• it would be harmful to the mental or physical health of the patient
• it would put practice staff or patients at risk
• it would not be reasonably practicable to do so.
The practice is required to record this in the patient’s records and set out the circumstances leading to removal. Family members should not be struck off our lists, unless there is a threat to the practice from the ex-patient as a result of keeping these patients on.
The RCGP states that: “Where violence has been an issue, the PCO has responsibility for ensuring that all patients can receive primary care services, if necessary within a more secure setting.” These are often known as violent patient services (VPS). Unfortunately, VPS service is not offered at the Medical Francais.
When it becomes necessary to remove the patient from the practice list, for reasons of violent or aggressive behaviour, then a specific process should be followed.
8. Discrimination to include Prejudice
Discrimination exists in all aspects of life, including in Health and Social Care.

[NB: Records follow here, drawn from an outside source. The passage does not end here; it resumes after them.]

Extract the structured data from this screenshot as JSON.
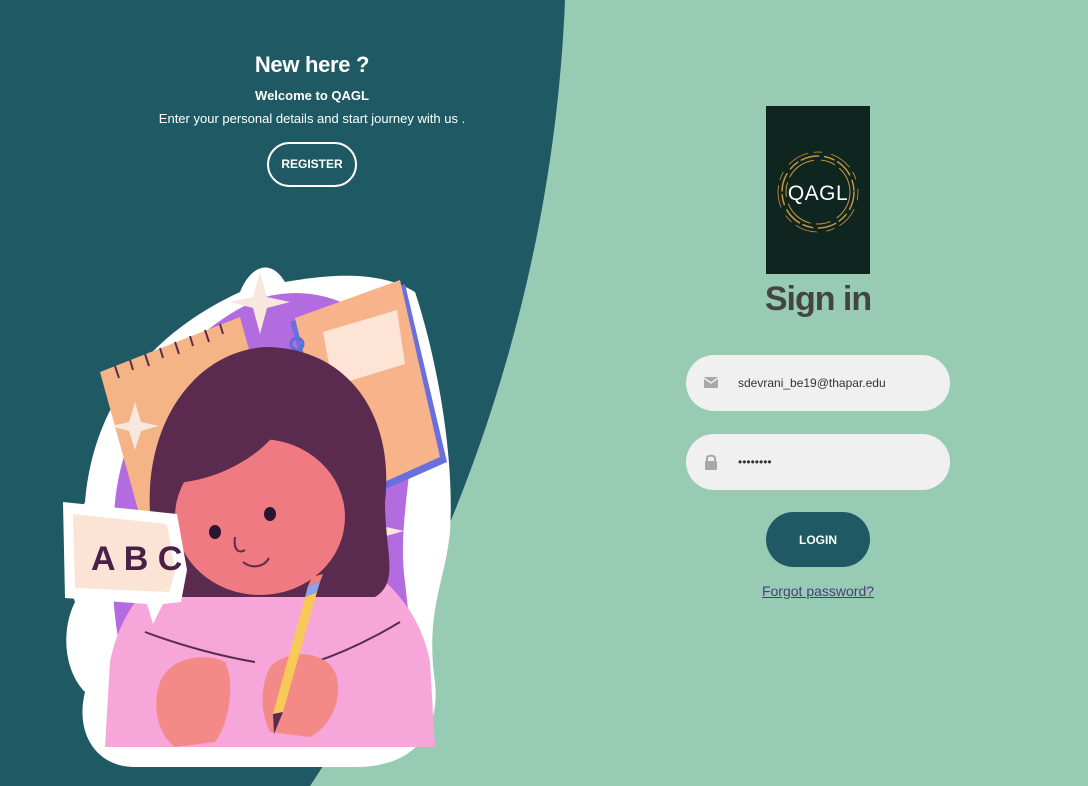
{
  "colors": {
    "page_bg": "#98cbb4",
    "left_bg": "#1f5a64",
    "button_bg": "#1f5a64",
    "input_bg": "#f0f0f0",
    "title_text": "#444444",
    "link_text": "#4b3c7a",
    "logo_bg": "#0f2520",
    "logo_ring": "#c8963e"
  },
  "left_panel": {
    "title": "New here ?",
    "subtitle": "Welcome to QAGL",
    "description": "Enter your personal details and start journey with us .",
    "register_label": "REGISTER"
  },
  "illustration": {
    "speech_bubble_text": "A B C"
  },
  "logo": {
    "text": "QAGL"
  },
  "signin": {
    "title": "Sign in",
    "email": {
      "icon": "envelope-icon",
      "value": "sdevrani_be19@thapar.edu"
    },
    "password": {
      "icon": "lock-icon",
      "value": "12345678"
    },
    "login_label": "LOGIN",
    "forgot_label": "Forgot password?"
  }
}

Everywhere we look, we see differences and these differences can lead to prejudice; a pre-formed negative judgement or attitude towards someone who is different to ourselves.
Prejudice may lead people to view certain individuals or groups as inferior, or to treat people different to themselves unfairly or to be patronising or to not consider the feelings, the opinions or the needs of people different to themselves at all. This results in discrimination, which is defined as the unjust or prejudicial treatment of different categories of people.
Discrimination can be based on many different characteristics, however, it is only unlawful discrimination under the Equality Act 2010 if you are treated or treat someone unfairly because of any one or more of the so-called protected characteristics.
These characteristics are:
- Gender reassignment.
- Pregnancy and maternity.
- Race/ Ethnicity
- Religion or belief.
- Sexual orientation.
This does not mean that discrimination is not also happening based on other categories, such as:
- Education level.
- Nationality (which is different to Race).
- Regional or national accent.
Although these are not protected characteristics under the Equality Act 2010, public authorities* have responsibilities not to discriminate under the Human Rights Act 1998. The Human Rights Act also protects people from discrimination, but only in connection with their human rights under the Act.
This means people must not be discriminated against in their enjoyment of their human rights; therefore, the protection against discrimination under the Human Rights Act is wider than under the Equality Act. Whilst the Human Rights Act includes the Equality Act’s protected characteristics, it also protects people from discrimination because of other characteristics.
- Political opinion.
- National or social origin.
- Association with a national minority.
- Other status.
An example of where the Human Rights Act 1998 has been applied successfully to combat discrimination in Health and Social Care, and where the Equality Act 2010 could not be applied, is when a council had a policy to pay lower allowances to foster carers who were family members, compared to carers who looked after children who were unrelated to them.
The hearing found there had been a disproportionate difference in treatment on grounds of ‘family status’, which the council had failed to justify. This meant that the policy fell foul of Article 8 and Article 14 of the Human Rights Act 1998.
A public authority is an organisation which provides public services. This can be a public sector organisation, for example the NHS or social services. Private organisations or charities which carry out public services or functions are also called public authorities and this includes private care homes funded by a local authority.
9 Governance Arrangements
This policy will be approved by the Practice Manager. The Practice Manager will be responsible for notifying all staff of the process, ensuring all staff has up to date copies of the document and that the staff are following the processes documented within.
This policy will be reviewed 2 years from the date of publication
Medicare Francais 19/10/21
Review date : 18/10/22